In Israel, where the decision is unlikely to increase the prestige of Conservative Judaism, the Masorti movement’s executive director Yizhar Hess sought to put the decision in the best light. “What should a Jewish woman do who married a non-Jewish man, and intends, in agreement with her partner, to have a Jewish home and to give the children a Jewish education? Nobody will deny that the children are Jewish.”
This is, of course, an obfuscation. Intermarriage in America does involve Jewish males marrying non-Jewish partners and, outside the Reform movement, many will deny that the children are Jewish.
The diversity argument is intellectually dishonest. Is diversity served by maintaining and respecting differences or by diluting religions to the point that they become indistinguishable?
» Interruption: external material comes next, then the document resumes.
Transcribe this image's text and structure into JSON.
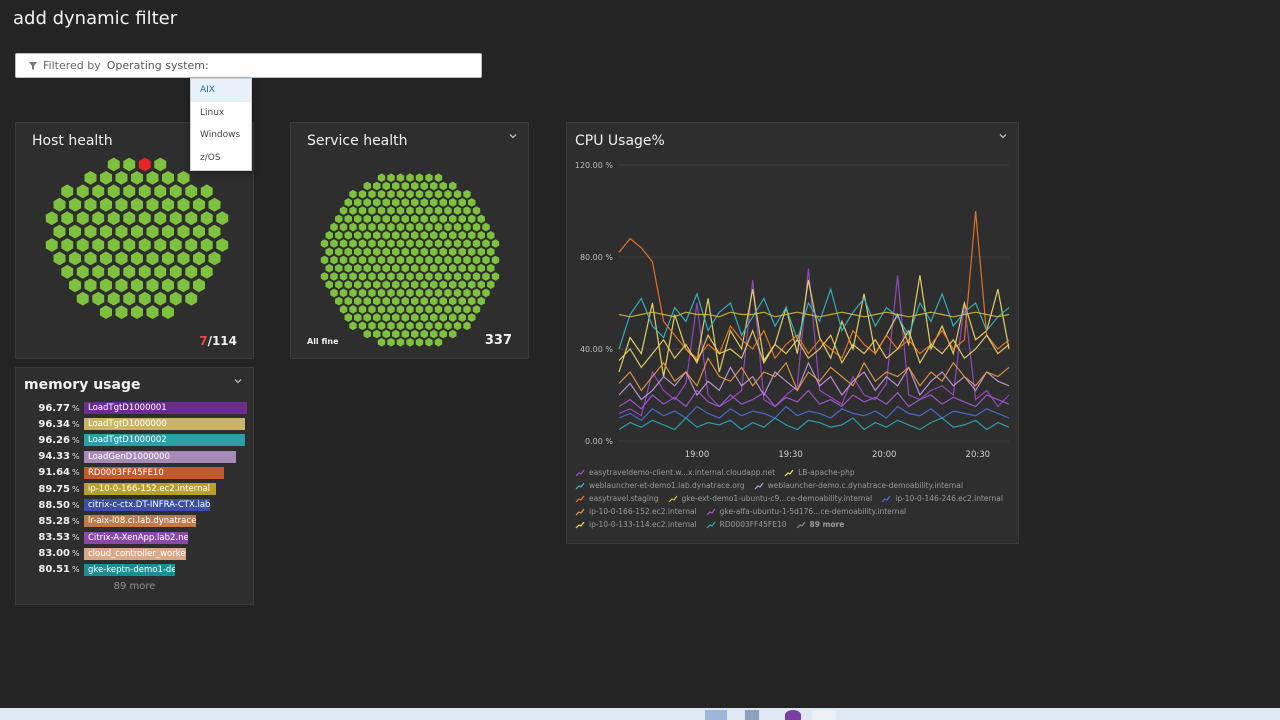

Judaism is not an open primary where anybody from any party can come to vote and some come in with the idea of perverting the process and electing a hapless candidate.
The proponents of these changes use the right words – inclusiveness, big tent, diversity – making opponents of these trends guilty of exclusiveness and pup tent Judaism.
It can be fairly asked what business do I, as a Religious Zionist, have to butt my nose into the Conservative Movement’s affairs? Well, I consider Conservative Jews part of Klal Yisrael and would hate to see them hurt by a self-inflicted wound born of desperation.
I am old enough to remember the period of cross-fertilization, amid fierce debate between modern-Orthodox and Conservative Judaism.
I do not fear recognition of the Conservative stream in Israel partially because it would put Conservative Judaism in a position of “put up or shut up” and the competition would benefit Orthodox Judaism. This latest action unfortunately only further empowers the Israeli opponents of such recognition.
I do not totally absolve Orthodox Judaism in Israel of responsibility for the problem. We have not been vigorous enough in fast-tracking conversion processes.
If the conversion track was facilitated together with the process for recognizing conversions from all streams of Judaism – as prescribed by the late Yaakov Neeman – we could have possibly obviated the unfortunate decision passed by the United Synagogue. 
Contributor Amiel Ungar is also a columnist for the Hebrew weekly Besheva.